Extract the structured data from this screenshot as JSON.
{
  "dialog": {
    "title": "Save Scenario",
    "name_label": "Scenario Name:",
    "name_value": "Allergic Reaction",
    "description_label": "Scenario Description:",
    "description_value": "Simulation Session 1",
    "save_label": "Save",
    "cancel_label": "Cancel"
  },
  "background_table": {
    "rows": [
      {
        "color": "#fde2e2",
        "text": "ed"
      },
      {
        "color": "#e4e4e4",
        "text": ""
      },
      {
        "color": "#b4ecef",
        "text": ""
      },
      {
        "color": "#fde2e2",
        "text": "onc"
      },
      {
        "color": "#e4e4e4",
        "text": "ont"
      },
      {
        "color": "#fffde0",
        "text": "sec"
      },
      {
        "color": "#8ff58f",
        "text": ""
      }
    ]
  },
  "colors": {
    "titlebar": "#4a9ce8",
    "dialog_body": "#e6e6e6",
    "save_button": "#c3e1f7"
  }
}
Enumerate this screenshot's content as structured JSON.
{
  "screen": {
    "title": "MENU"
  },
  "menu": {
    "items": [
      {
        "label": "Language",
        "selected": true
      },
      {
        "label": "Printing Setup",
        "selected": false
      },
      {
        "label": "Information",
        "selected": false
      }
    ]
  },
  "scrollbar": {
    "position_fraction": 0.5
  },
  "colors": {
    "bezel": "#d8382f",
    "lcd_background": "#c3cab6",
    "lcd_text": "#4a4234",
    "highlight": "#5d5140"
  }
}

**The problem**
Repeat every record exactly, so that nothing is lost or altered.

**Result below**
Extract the structured data from this screenshot as JSON.
{
  "dialog": {
    "title": "Save Scenario",
    "name_label": "Scenario Name:",
    "name_value": "Allergic Reaction",
    "description_label": "Scenario Description:",
    "description_value": "Simulation Session 1",
    "save_label": "Save",
    "cancel_label": "Cancel"
  },
  "background_table": {
    "rows": [
      {
        "color": "#fde2e2",
        "text": "ed"
      },
      {
        "color": "#e4e4e4",
        "text": ""
      },
      {
        "color": "#b4ecef",
        "text": ""
      },
      {
        "color": "#fde2e2",
        "text": "onc"
      },
      {
        "color": "#e4e4e4",
        "text": "ont"
      },
      {
        "color": "#fffde0",
        "text": "sec"
      },
      {
        "color": "#8ff58f",
        "text": ""
      }
    ]
  },
  "colors": {
    "titlebar": "#4a9ce8",
    "dialog_body": "#e6e6e6",
    "save_button": "#c3e1f7"
  }
}
Enumerate this screenshot's content as structured JSON.
{
  "screen": {
    "title": "MENU"
  },
  "menu": {
    "items": [
      {
        "label": "Language",
        "selected": true
      },
      {
        "label": "Printing Setup",
        "selected": false
      },
      {
        "label": "Information",
        "selected": false
      }
    ]
  },
  "scrollbar": {
    "position_fraction": 0.5
  },
  "colors": {
    "bezel": "#d8382f",
    "lcd_background": "#c3cab6",
    "lcd_text": "#4a4234",
    "highlight": "#5d5140"
  }
}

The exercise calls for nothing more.